The short answer is that a national judge's ruling doesn't directly affect other countries, although it could indirectly affect them if it leads to an appeal to a European court and their ruling clarifies the law in a way which is incompatible with other countries' implementations.
The longer answer: EU law works by means of "directives" which each country then implements in its national law. Each directive comes with a deadline to implement it, although typically most countries miss the deadline. But in principle the European Commission can sue a country which fails to implement a directive, and fines can be levied. The issue here is that the Dutch implementation of the Data Retention Directive went further than the minimal requirements, and the judge has ruled it incompatible with other European law. (It's not clear from either of the articles whether that was the Data Protection Directive or the European Convention on Human Rights*).
The two main options now would be that the Dutch government appeals to a European court (the European Court of Justice if it was the Data Protection Directive that formed the basis of the ruling, or the European Court of Human Rights if it was the ECHR); or that it passes a replacement law which sticks closer to the Data Retention Directive. If it doesn't do either of those, it would be failing to fulfil its obligation to implement that directive.
* Not EU law, but I think all EU countries are members of the European Council, and the most recent constitutional treaty of the EU commits the EU as an organisation to acceding to the ECHR.
Is filesharing that high on your list of things to do on holiday?
The idea in GPP was to call the burner phone with the SIM, not to put the SIM in the burner phone, so it does require both phone and contract.
That's an interesting idea, but I'm afraid that it's wrong for the simple reason that the venue doesn't have its own parking spaces.

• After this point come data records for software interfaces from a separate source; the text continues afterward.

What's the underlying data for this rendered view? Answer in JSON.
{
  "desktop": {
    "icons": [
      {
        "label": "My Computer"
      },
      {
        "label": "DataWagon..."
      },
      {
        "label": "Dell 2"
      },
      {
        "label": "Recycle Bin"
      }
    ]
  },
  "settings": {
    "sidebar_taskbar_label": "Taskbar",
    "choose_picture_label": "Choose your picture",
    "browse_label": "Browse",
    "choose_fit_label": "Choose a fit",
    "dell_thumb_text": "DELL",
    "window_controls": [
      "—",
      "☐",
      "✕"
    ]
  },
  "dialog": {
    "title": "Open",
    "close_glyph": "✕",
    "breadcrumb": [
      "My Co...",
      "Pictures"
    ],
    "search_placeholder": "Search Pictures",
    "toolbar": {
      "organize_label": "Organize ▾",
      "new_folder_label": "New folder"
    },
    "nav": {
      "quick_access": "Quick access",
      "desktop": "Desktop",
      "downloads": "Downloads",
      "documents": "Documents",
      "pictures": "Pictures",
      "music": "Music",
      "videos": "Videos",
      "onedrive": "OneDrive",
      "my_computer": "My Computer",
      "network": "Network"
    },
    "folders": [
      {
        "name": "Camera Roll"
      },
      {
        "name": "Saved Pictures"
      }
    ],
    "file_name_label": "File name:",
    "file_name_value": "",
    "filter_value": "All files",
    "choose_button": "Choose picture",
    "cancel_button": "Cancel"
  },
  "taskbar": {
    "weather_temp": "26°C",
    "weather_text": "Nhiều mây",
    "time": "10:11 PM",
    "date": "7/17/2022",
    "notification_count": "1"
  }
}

People arriving by car would have to park in the road or in a near-by shopping centre.
Perhaps, the lady is suspected of being a Basque separatist or some such...
It's more likely that she's suspected of being a Catalan separatist, but TFA doesn't give any hints as to what cause(s) she promotes or even what her name is. She's female, 37 years old, and lives in Barcelona. (Incidentally, I find it somewhat strange that Jacob Appelbaum, and thus also the copy-paste summary, talks about "the local media". It's local to where she lives, not to where the conference is taking place and the device was discovered).
It's not that easy to purchase a burner phone in Spain. You can't legally buy a phone contract (regular billing or pay-as-you-go) without supplying proof of identity for the national register.
You mean, apart from the bit where it says
First commercial break and we are at cyber 6
It doesn't solve the general problem of SEO, but for the particular case you mention adding filetype:pdf to your search will help a lot.
Any website that mentions 'Turanean' is now pseudo science -even though at one point in time it was an academically acceptable term.
I've never heard the word before, but based on the first couple of pages of Google results I think you need to qualify it a bit, because it seems to be quite heavily used as a geographical descriptor in describing the range of plants and animals. (I'm assuming that's not the usage which you think is pseudoscience, but I could be wrong).
The Siberia Times article talks about a plan to put "not less than four seismic stations" in the region.